Finding the names for America’s shame: What happens to the immigrants crossing the US-Mexico border without documents who never make it past the Arizona desert?

Finding the names for America’s shame

The immigrants crossing the US-Mexico border without documents who never make it past the Arizona desert
Inside a church for Born Again Christians: Speaking to God in a Manchester multiplex

Inside a church for Born Again Christians

As Britain's Anglican church struggles to establish its modern identity, one branch of Christianity is booming
Rihanna, Kim Kardashian and me: How Olivier Rousteing is revitalising the house of Balmain

Olivier Rousteing is revitalising the house of Balmain

Parisian couturier Pierre Balmain made his name dressing the mid-century jet set. Today, Olivier Rousteing – heir to the house Pierre built – is celebrating their 21st-century equivalents. The result? Nothing short of Balmania
Cancer, cardiac arrest, HIV and homelessness - and he's only 39

Incredible survival story of David Tovey

Tovey went from cooking for the Queen to rifling through bins for his supper. His is a startling story of endurance against the odds – and of a social safety net failing at every turn
Backhanders, bribery and abuses of power have soared in China as economy surges

Bribery and abuses of power soar in China

The bribery is fuelled by the surge in China's economy but the rules of corruption are subtle and unspoken, finds Evan Osnos, as he learns the dark arts from a master
Commonwealth Games 2014: Highland terriers stole the show at the opening ceremony

Highland terriers steal the show at opening ceremony

Gillian Orr explores why a dog loved by film stars and presidents is finally having its day
German art world rocked as artists use renowned fat sculpture to distil schnapps

Brewing the fat from artwork angers widow of sculptor

Part of Joseph Beuys' 1982 sculpture 'Fettecke' used to distil schnapps
BBC's The Secret History of Our Streets reveals a fascinating window into Britain's past

BBC takes viewers back down memory lane

The Secret History of Our Streets, which returns with three films looking at Scottish streets, is the inverse of Benefits Street - delivering warmth instead of cynicism
Joe, film review: Nicolas Cage delivers an astonishing performance in low budget drama

Nicolas Cage shines in low-budget drama Joe

Cage plays an ex-con in David Gordon Green's independent drama, which has been adapted from a novel by Larry Brown
How to make your own gourmet ice lollies, granitas, slushy cocktails and frozen yoghurt

Make your own ice lollies and frozen yoghurt

Think outside the cool box for this summer's tempting frozen treats
Ford Fiesta is UK's most popular car of all-time, with sales topping 4.1 million since 1976

Fiesta is UK's most popular car of all-time

Sales have topped 4.1 million since 1976. To celebrate this milestone, four Independent writers recall their Fiestas with pride
10 best reed diffusers
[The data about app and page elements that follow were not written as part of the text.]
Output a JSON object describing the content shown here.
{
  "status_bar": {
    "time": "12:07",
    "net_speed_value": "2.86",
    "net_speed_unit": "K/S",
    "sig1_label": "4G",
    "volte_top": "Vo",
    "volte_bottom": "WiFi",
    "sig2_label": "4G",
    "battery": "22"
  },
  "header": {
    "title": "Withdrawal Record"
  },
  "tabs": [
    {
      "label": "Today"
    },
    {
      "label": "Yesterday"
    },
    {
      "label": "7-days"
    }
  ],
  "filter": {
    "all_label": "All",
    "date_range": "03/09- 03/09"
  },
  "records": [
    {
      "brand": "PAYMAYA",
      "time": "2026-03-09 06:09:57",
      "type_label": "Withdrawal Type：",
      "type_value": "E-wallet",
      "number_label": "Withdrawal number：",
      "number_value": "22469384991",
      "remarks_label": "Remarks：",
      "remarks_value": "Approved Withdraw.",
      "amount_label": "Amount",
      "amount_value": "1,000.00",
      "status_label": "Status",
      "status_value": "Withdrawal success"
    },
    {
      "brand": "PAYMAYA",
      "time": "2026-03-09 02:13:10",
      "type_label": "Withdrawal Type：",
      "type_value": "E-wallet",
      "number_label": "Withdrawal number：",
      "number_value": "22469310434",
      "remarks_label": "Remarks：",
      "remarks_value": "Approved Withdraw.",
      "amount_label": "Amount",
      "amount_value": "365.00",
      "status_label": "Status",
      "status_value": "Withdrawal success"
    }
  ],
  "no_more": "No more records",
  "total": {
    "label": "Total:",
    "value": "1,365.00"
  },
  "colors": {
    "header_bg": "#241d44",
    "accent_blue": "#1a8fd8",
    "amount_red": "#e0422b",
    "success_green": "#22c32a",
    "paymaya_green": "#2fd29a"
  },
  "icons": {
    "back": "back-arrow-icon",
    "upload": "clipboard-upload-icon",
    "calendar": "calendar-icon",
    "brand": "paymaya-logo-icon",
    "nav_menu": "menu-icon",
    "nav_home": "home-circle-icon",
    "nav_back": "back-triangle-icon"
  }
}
Heaven scent: 10 best reed diffusers

Keep your rooms smelling summery and fresh with one of these subtle but distinctive home fragrances that’ll last you months
Commonwealth Games 2014: Female boxers set to compete for first time

Female boxers set to compete at Commonwealth Games for first time

There’s no favourites and with no headguards anything could happen
Five things we’ve learned so far about Manchester United under Louis van Gaal

Five things we’ve learned so far about United under Van Gaal

It’s impossible to avoid the impression that the Dutch manager is playing to the gallery a little